Files don’t get the attention that planes and chisels receive, but they are cutting tools and they work best when they’re sharp. Because files are made of very hardened high-carbon steel and their teeth are numerous and small, the easiest way to sharpen them is with an acid. I’ve used vinegar (acetic acid) and drain cleaner (sulfuric acid). An acid reacts with the iron in steel, removing metal from the surface. Picture a dull cutting edge as rounded over with wear. As the metal dissolves, the radius of the curve diminishes, and the edge gets sharper.
Bungee cord is very useful stuff aboard a boat, but the precut bungees, fitted with metal hooks or plastic balls on the ends, are not always well suited to the applications I have in mind. The stretch of the cord itself might accommodate the length required for a particular job, though if the bungee is on the short side the extra tension makes it hard to work with—and if it’s too long, making extra wraps to take up the slack takes time, often when there’s good reason for haste. I’ve never liked the metal hooks (they often snag things), and the plastic balls sometimes get loose and whip around like a monkey’s fist on a heaving line.

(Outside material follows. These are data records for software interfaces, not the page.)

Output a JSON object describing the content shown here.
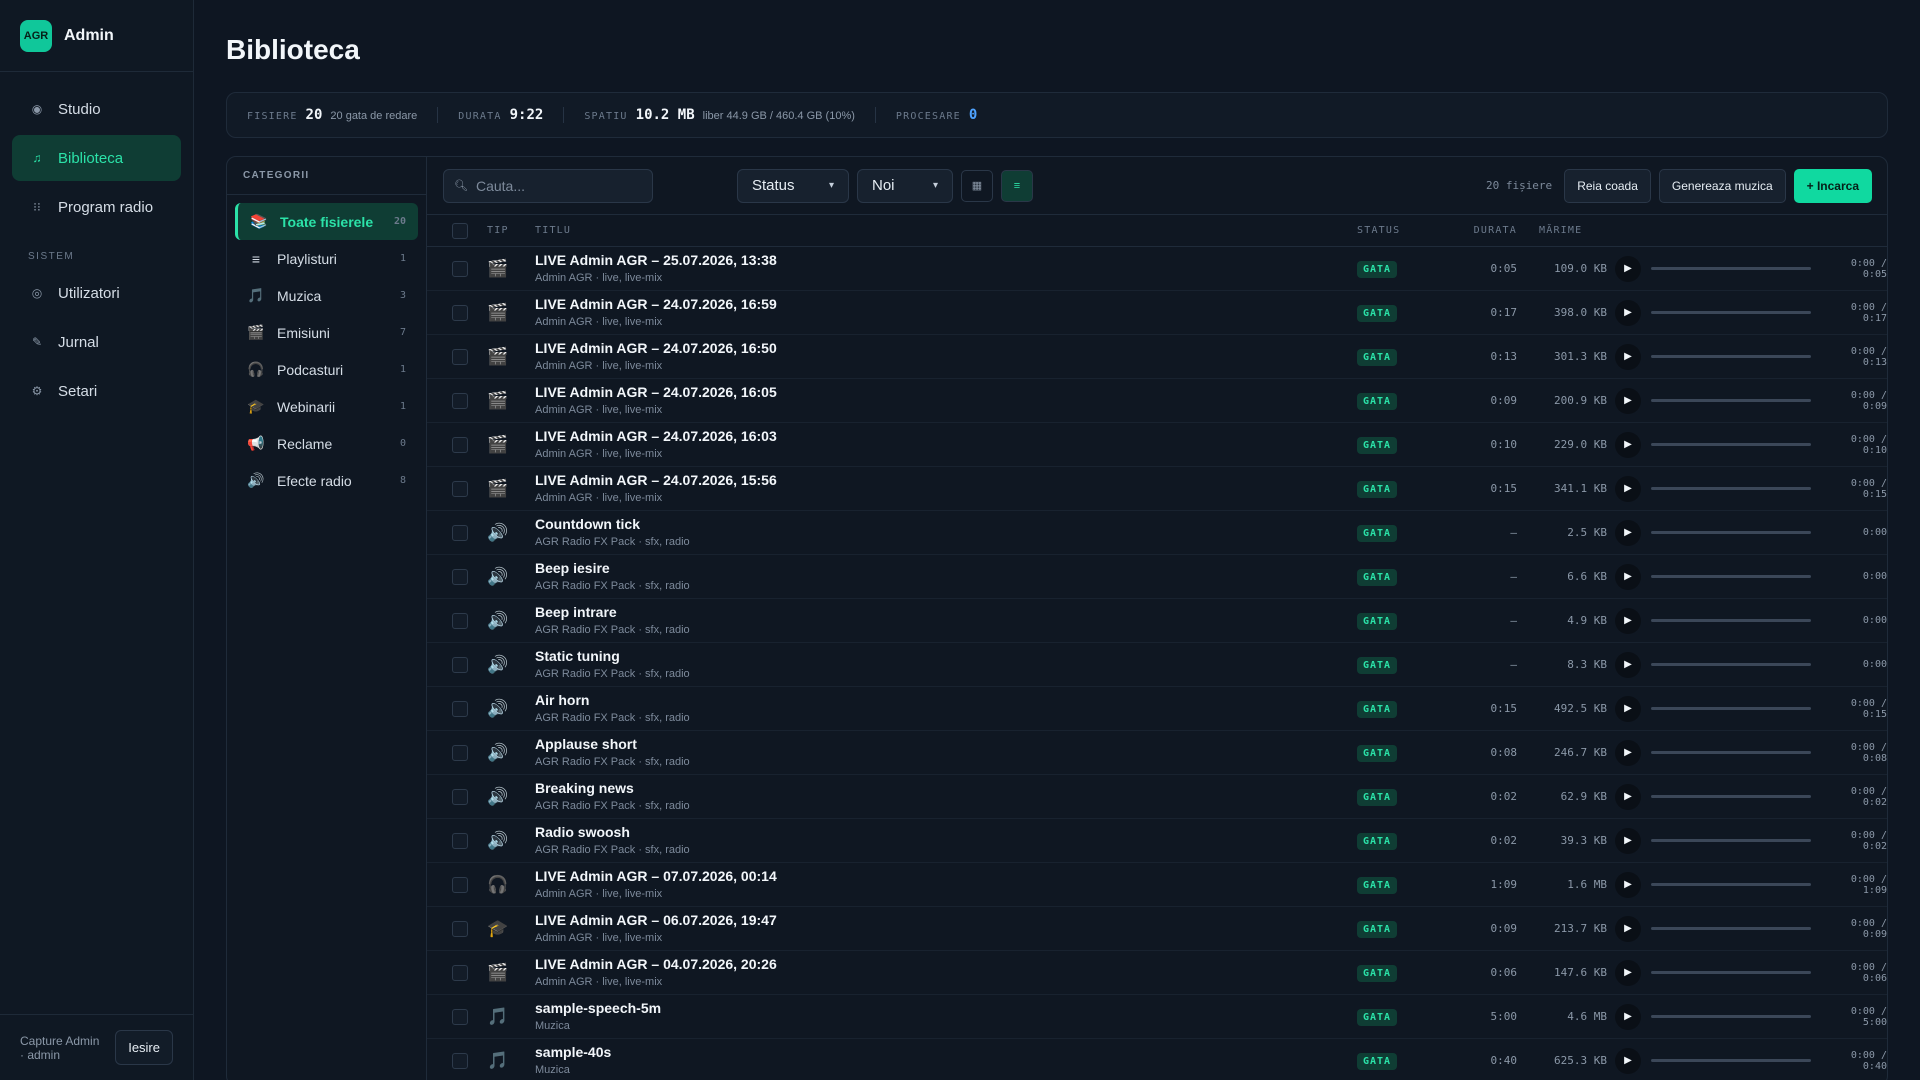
{
  "brand": {
    "logo": "AGR",
    "name": "Admin"
  },
  "nav": {
    "items": [
      {
        "label": "Studio",
        "icon": "◉"
      },
      {
        "label": "Biblioteca",
        "icon": "♫"
      },
      {
        "label": "Program radio",
        "icon": "⁝⁝"
      }
    ],
    "section": "SISTEM",
    "system_items": [
      {
        "label": "Utilizatori",
        "icon": "◎"
      },
      {
        "label": "Jurnal",
        "icon": "✎"
      },
      {
        "label": "Setari",
        "icon": "⚙"
      }
    ]
  },
  "footer": {
    "user": "Capture Admin · admin",
    "logout": "Iesire"
  },
  "page": {
    "title": "Biblioteca"
  },
  "stats": [
    {
      "key": "FISIERE",
      "value": "20",
      "extra": "20 gata de redare"
    },
    {
      "key": "DURATA",
      "value": "9:22",
      "extra": ""
    },
    {
      "key": "SPATIU",
      "value": "10.2 MB",
      "extra": "liber 44.9 GB / 460.4 GB (10%)"
    },
    {
      "key": "PROCESARE",
      "value": "0",
      "extra": ""
    }
  ],
  "categories": {
    "title": "CATEGORII",
    "items": [
      {
        "label": "Toate fisierele",
        "count": "20",
        "icon": "📚"
      },
      {
        "label": "Playlisturi",
        "count": "1",
        "icon": "≡"
      },
      {
        "label": "Muzica",
        "count": "3",
        "icon": "🎵"
      },
      {
        "label": "Emisiuni",
        "count": "7",
        "icon": "🎬"
      },
      {
        "label": "Podcasturi",
        "count": "1",
        "icon": "🎧"
      },
      {
        "label": "Webinarii",
        "count": "1",
        "icon": "🎓"
      },
      {
        "label": "Reclame",
        "count": "0",
        "icon": "📢"
      },
      {
        "label": "Efecte radio",
        "count": "8",
        "icon": "🔊"
      }
    ]
  },
  "toolbar": {
    "search_placeholder": "Cauta...",
    "status_select": "Status",
    "sort_select": "Noi",
    "count_text": "20 fișiere",
    "retry_label": "Reia coada",
    "generate_label": "Genereaza muzica",
    "upload_label": "+ Incarca"
  },
  "table": {
    "headers": {
      "tip": "TIP",
      "title": "TITLU",
      "status": "STATUS",
      "duration": "DURATA",
      "size": "MĂRIME"
    },
    "rows": [
      {
        "icon": "🎬",
        "title": "LIVE Admin AGR – 25.07.2026, 13:38",
        "sub": "Admin AGR · live, live-mix",
        "status": "GATA",
        "dur": "0:05",
        "size": "109.0 KB",
        "time": "0:00 / 0:05"
      },
      {
        "icon": "🎬",
        "title": "LIVE Admin AGR – 24.07.2026, 16:59",
        "sub": "Admin AGR · live, live-mix",
        "status": "GATA",
        "dur": "0:17",
        "size": "398.0 KB",
        "time": "0:00 / 0:17"
      },
      {
        "icon": "🎬",
        "title": "LIVE Admin AGR – 24.07.2026, 16:50",
        "sub": "Admin AGR · live, live-mix",
        "status": "GATA",
        "dur": "0:13",
        "size": "301.3 KB",
        "time": "0:00 / 0:13"
      },
      {
        "icon": "🎬",
        "title": "LIVE Admin AGR – 24.07.2026, 16:05",
        "sub": "Admin AGR · live, live-mix",
        "status": "GATA",
        "dur": "0:09",
        "size": "200.9 KB",
        "time": "0:00 / 0:09"
      },
      {
        "icon": "🎬",
        "title": "LIVE Admin AGR – 24.07.2026, 16:03",
        "sub": "Admin AGR · live, live-mix",
        "status": "GATA",
        "dur": "0:10",
        "size": "229.0 KB",
        "time": "0:00 / 0:10"
      },
      {
        "icon": "🎬",
        "title": "LIVE Admin AGR – 24.07.2026, 15:56",
        "sub": "Admin AGR · live, live-mix",
        "status": "GATA",
        "dur": "0:15",
        "size": "341.1 KB",
        "time": "0:00 / 0:15"
      },
      {
        "icon": "🔊",
        "title": "Countdown tick",
        "sub": "AGR Radio FX Pack · sfx, radio",
        "status": "GATA",
        "dur": "–",
        "size": "2.5 KB",
        "time": "0:00"
      },
      {
        "icon": "🔊",
        "title": "Beep iesire",
        "sub": "AGR Radio FX Pack · sfx, radio",
        "status": "GATA",
        "dur": "–",
        "size": "6.6 KB",
        "time": "0:00"
      },
      {
        "icon": "🔊",
        "title": "Beep intrare",
        "sub": "AGR Radio FX Pack · sfx, radio",
        "status": "GATA",
        "dur": "–",
        "size": "4.9 KB",
        "time": "0:00"
      },
      {
        "icon": "🔊",
        "title": "Static tuning",
        "sub": "AGR Radio FX Pack · sfx, radio",
        "status": "GATA",
        "dur": "–",
        "size": "8.3 KB",
        "time": "0:00"
      },
      {
        "icon": "🔊",
        "title": "Air horn",
        "sub": "AGR Radio FX Pack · sfx, radio",
        "status": "GATA",
        "dur": "0:15",
        "size": "492.5 KB",
        "time": "0:00 / 0:15"
      },
      {
        "icon": "🔊",
        "title": "Applause short",
        "sub": "AGR Radio FX Pack · sfx, radio",
        "status": "GATA",
        "dur": "0:08",
        "size": "246.7 KB",
        "time": "0:00 / 0:08"
      },
      {
        "icon": "🔊",
        "title": "Breaking news",
        "sub": "AGR Radio FX Pack · sfx, radio",
        "status": "GATA",
        "dur": "0:02",
        "size": "62.9 KB",
        "time": "0:00 / 0:02"
      },
      {
        "icon": "🔊",
        "title": "Radio swoosh",
        "sub": "AGR Radio FX Pack · sfx, radio",
        "status": "GATA",
        "dur": "0:02",
        "size": "39.3 KB",
        "time": "0:00 / 0:02"
      },
      {
        "icon": "🎧",
        "title": "LIVE Admin AGR – 07.07.2026, 00:14",
        "sub": "Admin AGR · live, live-mix",
        "status": "GATA",
        "dur": "1:09",
        "size": "1.6 MB",
        "time": "0:00 / 1:09"
      },
      {
        "icon": "🎓",
        "title": "LIVE Admin AGR – 06.07.2026, 19:47",
        "sub": "Admin AGR · live, live-mix",
        "status": "GATA",
        "dur": "0:09",
        "size": "213.7 KB",
        "time": "0:00 / 0:09"
      },
      {
        "icon": "🎬",
        "title": "LIVE Admin AGR – 04.07.2026, 20:26",
        "sub": "Admin AGR · live, live-mix",
        "status": "GATA",
        "dur": "0:06",
        "size": "147.6 KB",
        "time": "0:00 / 0:06"
      },
      {
        "icon": "🎵",
        "title": "sample-speech-5m",
        "sub": "Muzica",
        "status": "GATA",
        "dur": "5:00",
        "size": "4.6 MB",
        "time": "0:00 / 5:00"
      },
      {
        "icon": "🎵",
        "title": "sample-40s",
        "sub": "Muzica",
        "status": "GATA",
        "dur": "0:40",
        "size": "625.3 KB",
        "time": "0:00 / 0:40"
      }
    ]
  },
  "colors": {
    "accent": "#10d9a0",
    "bg": "#0e1622",
    "panel": "#0f1722"
  }
}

With oversize diameters and small holes, fender washers were developed for working on automobile fenders where the sheet metal would be distorted when pressed by smaller washers. I can’t remember where we came across the idea to use them in working on wooden boats, but I am glad that we did. We often encounter tasks that are beyond the reach of clamps, and a fender washer and a screw can pull parts together, like bending a plank into position on a frame, stem, or transom.
By using a brazing alloy that would build up in fillets at the intersections, the resulting radiused transitions would have the appearance of custom-cast fittings. After some experimentation with different alloys, I found that Harris Safety-Silv 45% Silver Brazing alloy, purchased in a coil of 1/16” wire, produced a nice fillet with a golden color that is a good match for brass, though not quite so dark as bronze.

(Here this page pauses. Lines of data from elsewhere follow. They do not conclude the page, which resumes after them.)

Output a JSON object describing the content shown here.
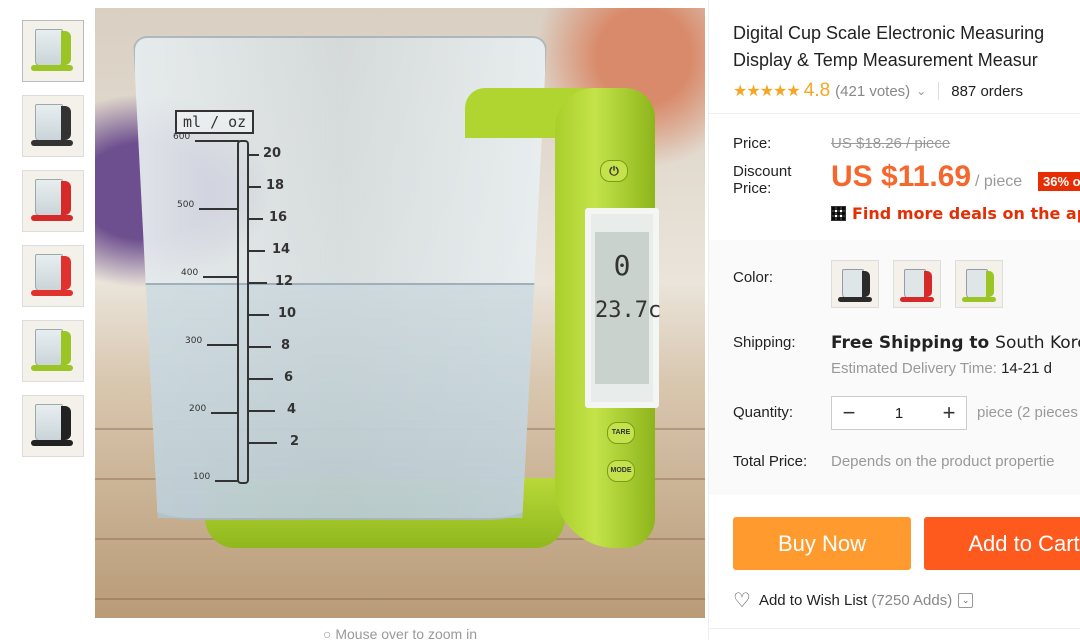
{
  "gallery": {
    "thumbnails": [
      {
        "name": "thumb-green-1",
        "handle_color": "#9bc425"
      },
      {
        "name": "thumb-dark-2",
        "handle_color": "#333333"
      },
      {
        "name": "thumb-red-3",
        "handle_color": "#d62a2a"
      },
      {
        "name": "thumb-red-4",
        "handle_color": "#e0312f"
      },
      {
        "name": "thumb-green-5",
        "handle_color": "#9bc425"
      },
      {
        "name": "thumb-black-6",
        "handle_color": "#222222"
      }
    ],
    "zoom_hint": "Mouse over to zoom in",
    "zoom_icon": "search-icon"
  },
  "product_image": {
    "gauge_unit": "ml / oz",
    "ml_ticks": [
      "600",
      "500",
      "400",
      "300",
      "200",
      "100"
    ],
    "oz_ticks": [
      "20",
      "18",
      "16",
      "14",
      "12",
      "10",
      "8",
      "6",
      "4",
      "2"
    ],
    "lcd_value": "0",
    "lcd_temp": "23.7c",
    "buttons": {
      "tare": "TARE",
      "mode": "MODE"
    }
  },
  "product": {
    "title_line1": "Digital Cup Scale Electronic Measuring",
    "title_line2": "Display & Temp Measurement Measur",
    "stars": "★★★★★",
    "rating": "4.8",
    "votes": "(421 votes)",
    "orders": "887 orders"
  },
  "price": {
    "price_label": "Price:",
    "original": "US $18.26 / piece",
    "discount_label_1": "Discount",
    "discount_label_2": "Price:",
    "discount": "US $11.69",
    "per_piece": "/ piece",
    "badge": "36% o",
    "deals": "Find more deals on the app"
  },
  "options": {
    "color_label": "Color:",
    "swatches": [
      {
        "name": "black",
        "color": "#2b2b2b"
      },
      {
        "name": "red",
        "color": "#d62a2a"
      },
      {
        "name": "green",
        "color": "#9bc425"
      }
    ],
    "shipping_label": "Shipping:",
    "shipping_prefix": "Free Shipping to",
    "shipping_country": "South Kore",
    "delivery_prefix": "Estimated Delivery Time:",
    "delivery_days": "14-21 d",
    "quantity_label": "Quantity:",
    "quantity": "1",
    "minus": "−",
    "plus": "+",
    "quantity_unit": "piece (2 pieces",
    "total_label": "Total Price:",
    "total_value": "Depends on the product propertie"
  },
  "actions": {
    "buy_now": "Buy Now",
    "add_to_cart": "Add to Cart",
    "wish_label": "Add to Wish List",
    "wish_adds": "(7250 Adds)",
    "colors": {
      "buy": "#ff9a2e",
      "cart": "#ff5a1e",
      "accent": "#f5672c",
      "badge": "#e62e04"
    }
  }
}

I’ve been watching with interest the adoption of waterproof electronics by kayak anglers. The GPS units they usually use have 4” to 5” screens, are waterproof, and have waterproof cabling to connect to a waterproof box that contains a small 12-volt motorcycle battery. But these units are mounted to kayaks and aren’t meant to be removed from the boats for use on land or on other boats.
Rivet hammers come with cross-peen or ball-peen heads. This hammer’s head is fashioned from 5/8″ stainless-steel rod, the handle is turned from a 12″ chunk of 1-3/4″ square maple, and the wedge that flares the handle in the head is a sliver of ironwood.

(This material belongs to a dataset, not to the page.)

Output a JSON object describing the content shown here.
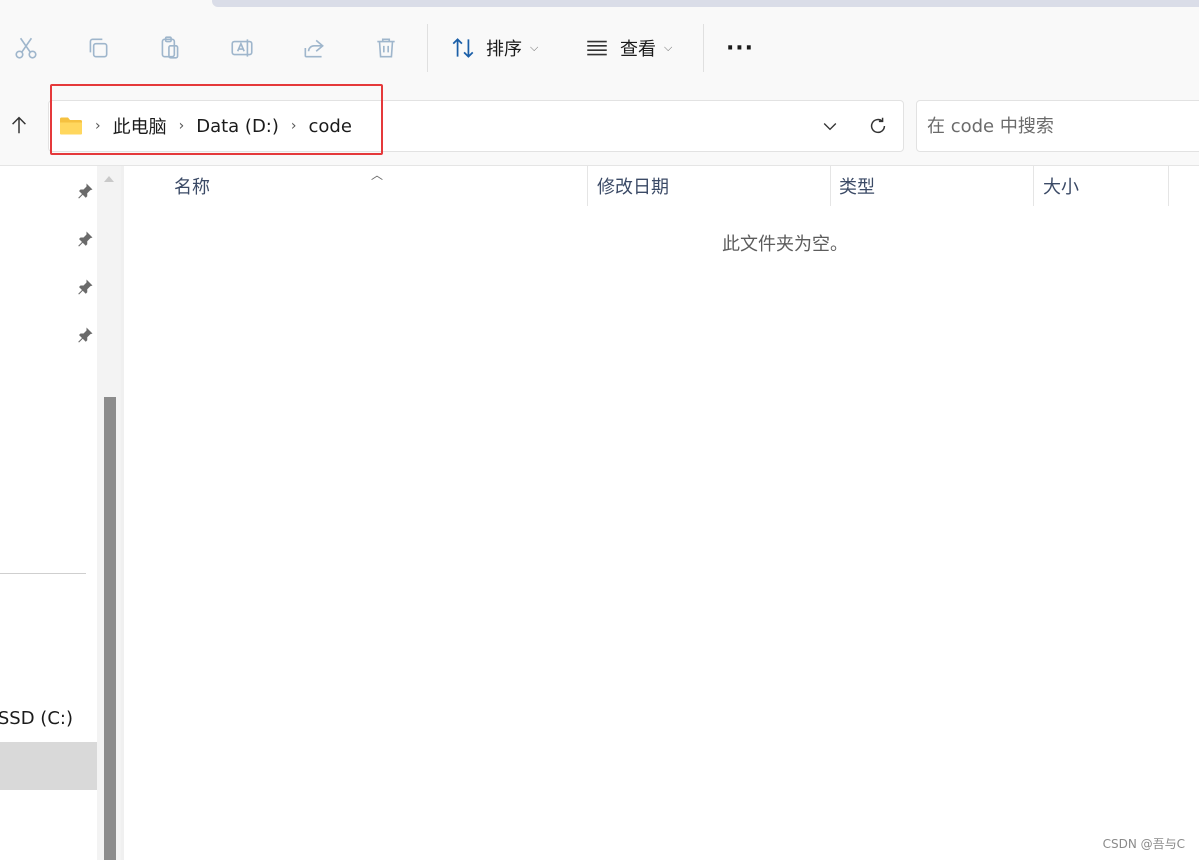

The Skipper and I launch our small sail-and-oar boats from our beach and dock; coming and going we have to negotiate several obstacles. With the boathook we may pole off the beach, fend off from our beach groins, or push off the dock. We’ll also paddle to and from the dock and in and out of the wind shadow created by the shoreside trees. We like to carry as little gear as possible when sailing, so we created a combination paddle and boathook, which we call a “padook.”
When Kyle and I decided to build our own boat to take on a trip down the Mississippi River, we decided to make, rather than buy, as many of the bits and pieces as possible to save money and make the build and journey on the boat even more meaningful. We needed five blocks for SØLVI’s sailing rig and looked to see what was available on the market. Traditional bronze blocks were beautiful but heavy and expensive. High-tech blocks for dinghy racing, made of stainless steel and fiber-reinforced plastic, were light and smooth-running, but expensive and not in keeping with the classic look we wanted. Our research led us to L. Francis Herreshoff’s Common Sense of Yacht Design, where we found drawings of blocks that we could adapt to meet our requirements.
If you find oars unruly subjects for varnishing, you can get them to behave themselves, as Ben Fuller of Cushing, Maine, does by cantilevering them on a pair of sawhorses. With the leathers resting on one, and the handles tucked under the other—weighted if necessary—nothing is in contact with the areas you’ll varnish. Spring clamps either side of the leathers keep the looms from rolling while you’re varnishing one side and allow you to turn the oar over to brush the other.
Adhesive-backed sailcloth is commonly used for numbers and class insignia on sails. It comes in several colors, and we used Challenge brand, purchased from Sailrite. The lightweight 3.3-oz polyester fabric ensures that the insignia does not interfere with the shape and pliability of the sail. There is a heavier fabric available from Contender that has additional UV treatment and weighs about a half ounce more than regular insignia sailcloth; it comes only in white and is well suited for repairing sails. The peel-off paper backing on Challenge cloth has a grid to aid in tracing out insignias and numbers.